(Records from a collection)
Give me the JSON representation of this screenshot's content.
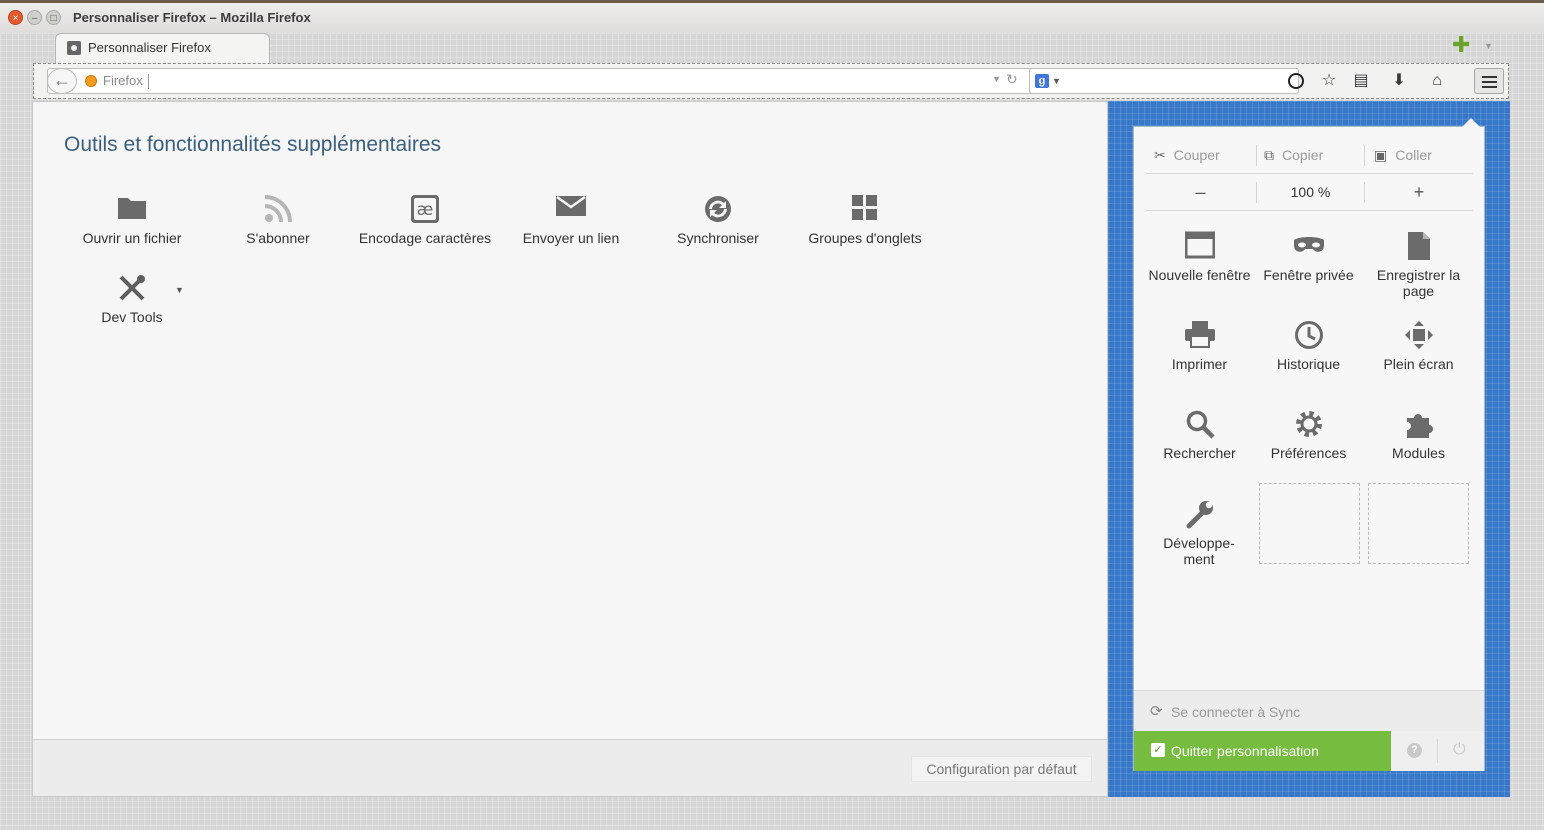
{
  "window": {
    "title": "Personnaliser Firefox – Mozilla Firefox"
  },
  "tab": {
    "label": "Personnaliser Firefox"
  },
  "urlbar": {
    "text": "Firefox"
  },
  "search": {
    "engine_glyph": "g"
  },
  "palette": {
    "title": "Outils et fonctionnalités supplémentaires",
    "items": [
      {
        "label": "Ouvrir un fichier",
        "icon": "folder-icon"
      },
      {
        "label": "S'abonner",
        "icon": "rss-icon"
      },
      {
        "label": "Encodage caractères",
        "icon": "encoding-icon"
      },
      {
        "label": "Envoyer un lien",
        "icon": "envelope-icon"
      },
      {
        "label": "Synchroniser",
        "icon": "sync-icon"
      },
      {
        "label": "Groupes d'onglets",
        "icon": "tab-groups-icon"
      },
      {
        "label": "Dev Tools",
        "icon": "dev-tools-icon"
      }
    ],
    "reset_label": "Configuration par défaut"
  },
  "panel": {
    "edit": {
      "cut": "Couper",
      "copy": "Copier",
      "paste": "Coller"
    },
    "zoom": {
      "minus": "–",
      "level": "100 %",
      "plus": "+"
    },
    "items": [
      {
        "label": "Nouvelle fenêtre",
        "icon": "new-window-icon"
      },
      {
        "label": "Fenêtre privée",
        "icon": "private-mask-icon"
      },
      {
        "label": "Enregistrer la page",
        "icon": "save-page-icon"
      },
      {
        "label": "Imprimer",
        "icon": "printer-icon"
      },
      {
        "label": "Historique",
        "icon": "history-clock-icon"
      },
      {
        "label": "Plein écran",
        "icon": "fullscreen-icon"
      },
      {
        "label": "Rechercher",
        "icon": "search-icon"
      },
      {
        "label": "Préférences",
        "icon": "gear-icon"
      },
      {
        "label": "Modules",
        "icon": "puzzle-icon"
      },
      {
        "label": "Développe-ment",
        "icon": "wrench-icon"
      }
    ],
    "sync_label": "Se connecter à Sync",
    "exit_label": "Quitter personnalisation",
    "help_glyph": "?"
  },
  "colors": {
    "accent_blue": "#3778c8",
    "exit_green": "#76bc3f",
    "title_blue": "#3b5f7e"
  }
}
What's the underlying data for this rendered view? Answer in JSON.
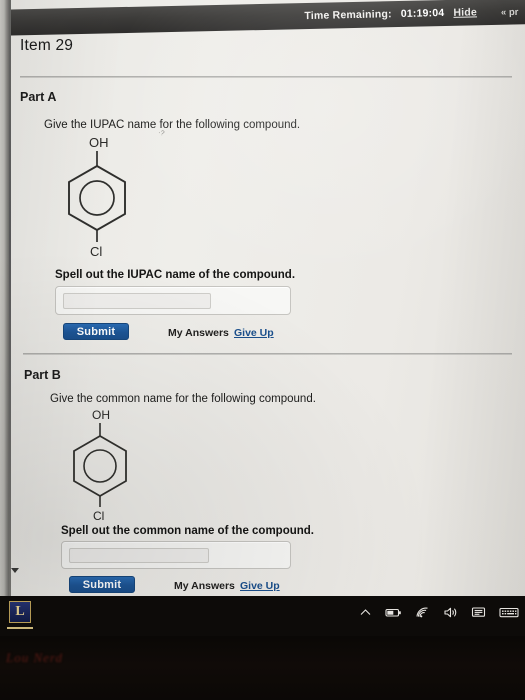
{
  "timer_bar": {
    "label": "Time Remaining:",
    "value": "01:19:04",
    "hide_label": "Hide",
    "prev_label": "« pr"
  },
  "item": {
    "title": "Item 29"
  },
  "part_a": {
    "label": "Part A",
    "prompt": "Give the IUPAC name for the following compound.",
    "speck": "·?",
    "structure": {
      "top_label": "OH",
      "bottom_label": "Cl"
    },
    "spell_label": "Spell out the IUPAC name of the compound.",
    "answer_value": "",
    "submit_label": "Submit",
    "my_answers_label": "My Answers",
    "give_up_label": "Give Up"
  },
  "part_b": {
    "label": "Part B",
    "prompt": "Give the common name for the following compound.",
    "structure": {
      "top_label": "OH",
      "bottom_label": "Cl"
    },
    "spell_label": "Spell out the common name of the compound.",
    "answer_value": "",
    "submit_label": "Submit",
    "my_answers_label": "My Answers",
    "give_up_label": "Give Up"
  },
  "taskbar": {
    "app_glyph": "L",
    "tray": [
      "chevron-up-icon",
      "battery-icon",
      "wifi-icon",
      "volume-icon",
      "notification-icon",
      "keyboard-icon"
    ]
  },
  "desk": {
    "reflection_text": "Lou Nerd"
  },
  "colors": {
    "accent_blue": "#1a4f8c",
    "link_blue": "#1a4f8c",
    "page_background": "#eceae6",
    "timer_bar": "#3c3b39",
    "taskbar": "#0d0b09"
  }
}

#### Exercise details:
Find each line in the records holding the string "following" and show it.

#### Task result:
    "prompt": "Give the IUPAC name for the following compound.",
    "prompt": "Give the common name for the following compound.",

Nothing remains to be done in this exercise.